§ Your goal
What lines in the records below include the word "content"? Return each one.

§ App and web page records
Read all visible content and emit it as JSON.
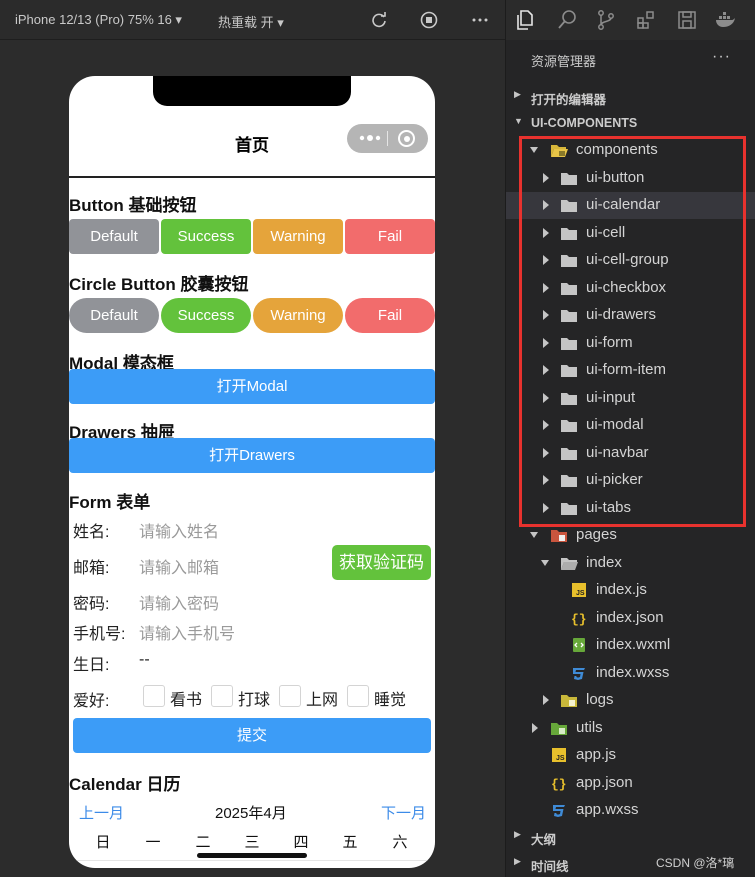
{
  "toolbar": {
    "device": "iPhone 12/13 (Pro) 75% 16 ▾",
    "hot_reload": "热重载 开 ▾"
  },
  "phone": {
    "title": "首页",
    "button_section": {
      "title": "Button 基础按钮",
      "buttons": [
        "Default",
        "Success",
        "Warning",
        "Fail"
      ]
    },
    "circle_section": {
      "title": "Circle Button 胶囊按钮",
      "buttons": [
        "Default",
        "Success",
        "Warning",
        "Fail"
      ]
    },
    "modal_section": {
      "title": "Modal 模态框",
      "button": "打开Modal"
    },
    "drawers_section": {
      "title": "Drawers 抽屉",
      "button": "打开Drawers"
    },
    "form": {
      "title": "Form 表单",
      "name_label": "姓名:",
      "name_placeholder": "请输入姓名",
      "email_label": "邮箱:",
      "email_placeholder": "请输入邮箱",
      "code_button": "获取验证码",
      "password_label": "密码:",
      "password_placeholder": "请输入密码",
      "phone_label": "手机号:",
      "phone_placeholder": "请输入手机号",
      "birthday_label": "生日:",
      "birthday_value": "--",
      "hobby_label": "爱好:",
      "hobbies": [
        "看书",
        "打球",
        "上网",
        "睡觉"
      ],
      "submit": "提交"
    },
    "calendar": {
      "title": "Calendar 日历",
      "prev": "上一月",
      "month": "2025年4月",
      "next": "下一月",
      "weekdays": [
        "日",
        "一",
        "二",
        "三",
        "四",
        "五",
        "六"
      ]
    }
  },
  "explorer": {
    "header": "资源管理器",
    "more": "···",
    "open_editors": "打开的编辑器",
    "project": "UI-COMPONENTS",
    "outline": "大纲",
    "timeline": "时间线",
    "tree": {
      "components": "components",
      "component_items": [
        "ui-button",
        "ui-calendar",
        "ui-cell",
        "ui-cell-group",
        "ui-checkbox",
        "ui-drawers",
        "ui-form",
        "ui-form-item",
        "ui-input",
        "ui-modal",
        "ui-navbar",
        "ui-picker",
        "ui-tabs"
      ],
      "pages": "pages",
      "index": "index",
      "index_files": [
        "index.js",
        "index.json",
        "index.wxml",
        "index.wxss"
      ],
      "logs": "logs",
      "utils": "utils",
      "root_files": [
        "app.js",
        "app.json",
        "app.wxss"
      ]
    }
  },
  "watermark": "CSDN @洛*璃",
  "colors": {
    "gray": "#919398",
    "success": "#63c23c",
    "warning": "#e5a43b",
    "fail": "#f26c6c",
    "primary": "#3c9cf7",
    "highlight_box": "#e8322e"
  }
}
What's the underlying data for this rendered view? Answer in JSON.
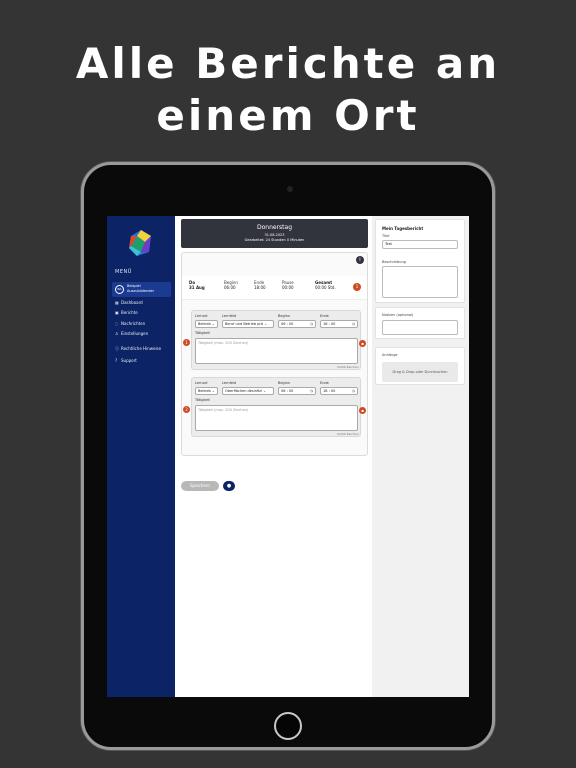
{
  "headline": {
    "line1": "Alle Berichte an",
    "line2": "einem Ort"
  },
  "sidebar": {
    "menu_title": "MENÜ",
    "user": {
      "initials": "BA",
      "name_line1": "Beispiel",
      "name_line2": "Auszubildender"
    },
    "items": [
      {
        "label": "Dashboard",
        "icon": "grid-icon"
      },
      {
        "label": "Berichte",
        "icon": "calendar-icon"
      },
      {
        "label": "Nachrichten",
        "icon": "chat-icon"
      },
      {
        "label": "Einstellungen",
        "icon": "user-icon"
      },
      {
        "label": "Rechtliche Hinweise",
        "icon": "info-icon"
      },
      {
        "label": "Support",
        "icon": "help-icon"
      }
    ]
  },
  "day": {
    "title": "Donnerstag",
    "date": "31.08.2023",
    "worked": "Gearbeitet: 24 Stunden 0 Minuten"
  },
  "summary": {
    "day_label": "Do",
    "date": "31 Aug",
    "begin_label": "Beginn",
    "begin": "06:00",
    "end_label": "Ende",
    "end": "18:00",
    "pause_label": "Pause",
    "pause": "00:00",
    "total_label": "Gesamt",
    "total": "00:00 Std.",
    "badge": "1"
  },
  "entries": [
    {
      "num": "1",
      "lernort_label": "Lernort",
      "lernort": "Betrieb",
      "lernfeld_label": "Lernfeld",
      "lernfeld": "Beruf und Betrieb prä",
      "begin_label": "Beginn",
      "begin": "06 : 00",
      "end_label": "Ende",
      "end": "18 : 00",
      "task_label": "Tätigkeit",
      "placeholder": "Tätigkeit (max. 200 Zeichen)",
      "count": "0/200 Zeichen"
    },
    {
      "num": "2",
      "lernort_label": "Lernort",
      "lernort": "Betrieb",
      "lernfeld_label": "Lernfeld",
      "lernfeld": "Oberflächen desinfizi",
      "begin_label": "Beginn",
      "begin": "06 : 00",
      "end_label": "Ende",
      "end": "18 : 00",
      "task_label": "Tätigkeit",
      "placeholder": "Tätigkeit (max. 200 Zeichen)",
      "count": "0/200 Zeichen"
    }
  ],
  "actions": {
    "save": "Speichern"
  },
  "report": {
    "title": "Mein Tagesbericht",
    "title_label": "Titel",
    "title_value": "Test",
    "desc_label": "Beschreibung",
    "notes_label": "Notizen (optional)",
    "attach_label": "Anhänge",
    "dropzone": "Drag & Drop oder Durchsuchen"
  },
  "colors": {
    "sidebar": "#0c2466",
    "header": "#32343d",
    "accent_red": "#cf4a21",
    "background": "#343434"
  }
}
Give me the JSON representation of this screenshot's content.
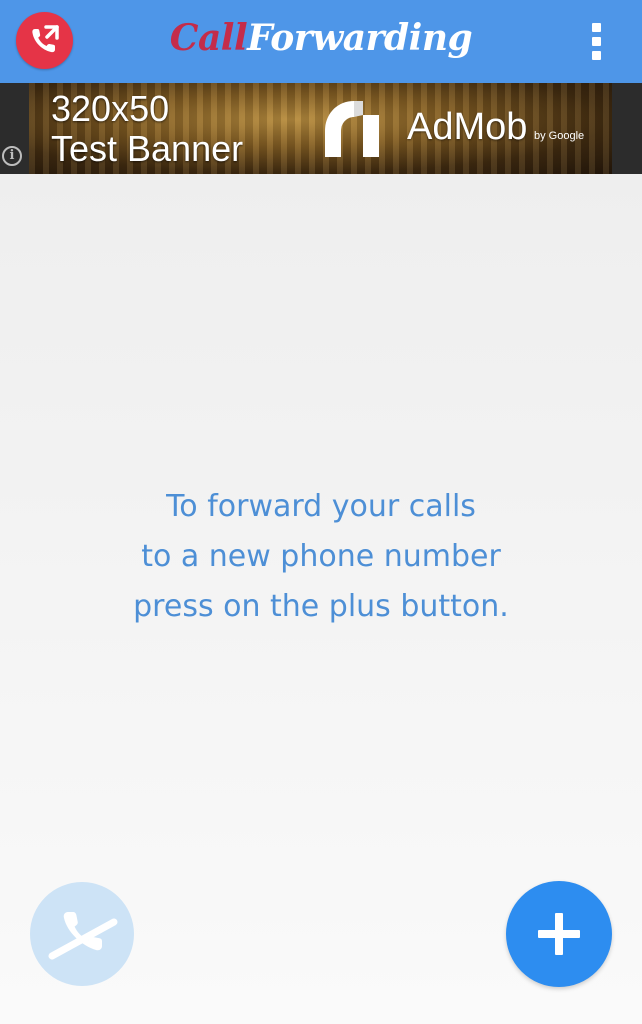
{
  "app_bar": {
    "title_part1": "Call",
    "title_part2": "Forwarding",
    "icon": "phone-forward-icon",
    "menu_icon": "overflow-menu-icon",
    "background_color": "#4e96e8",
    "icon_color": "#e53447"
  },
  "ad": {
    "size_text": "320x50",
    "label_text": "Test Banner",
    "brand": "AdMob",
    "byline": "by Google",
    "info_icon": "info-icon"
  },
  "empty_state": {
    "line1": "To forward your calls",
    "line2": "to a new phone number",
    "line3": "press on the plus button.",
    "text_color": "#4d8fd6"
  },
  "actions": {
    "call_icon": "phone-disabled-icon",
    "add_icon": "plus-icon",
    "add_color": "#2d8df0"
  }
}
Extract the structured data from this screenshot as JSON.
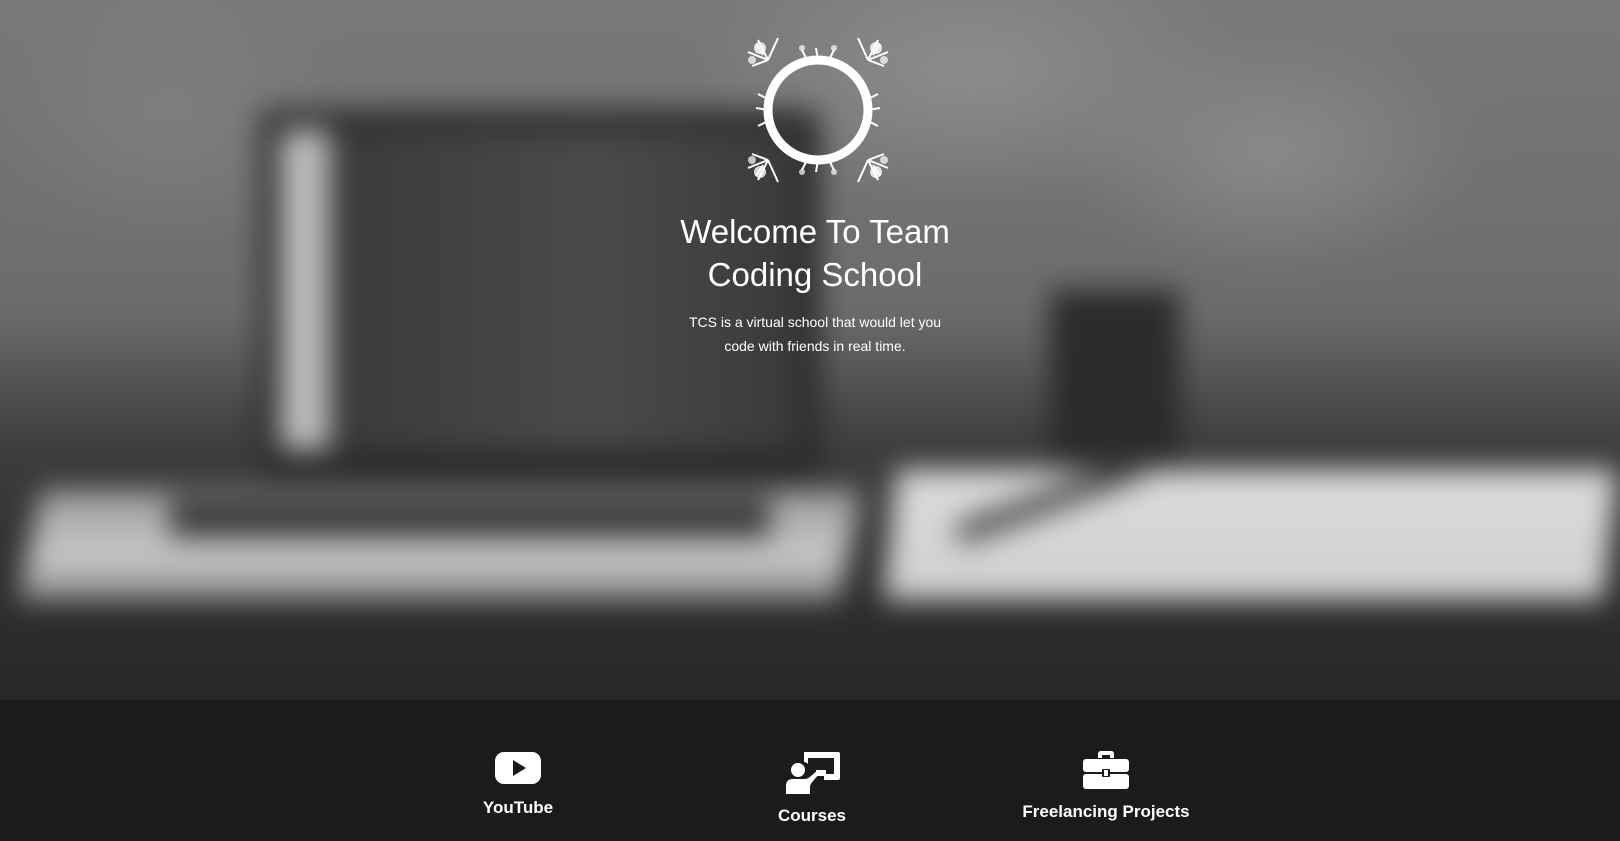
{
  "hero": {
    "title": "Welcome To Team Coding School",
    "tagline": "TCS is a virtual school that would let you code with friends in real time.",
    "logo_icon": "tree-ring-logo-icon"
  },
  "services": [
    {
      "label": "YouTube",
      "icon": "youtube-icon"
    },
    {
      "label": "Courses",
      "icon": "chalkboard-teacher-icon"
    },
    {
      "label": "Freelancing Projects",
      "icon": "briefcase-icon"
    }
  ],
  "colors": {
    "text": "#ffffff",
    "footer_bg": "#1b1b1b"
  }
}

§ Response
Read all visible content and emit it as JSON.
Give me the JSON representation of this screenshot's content.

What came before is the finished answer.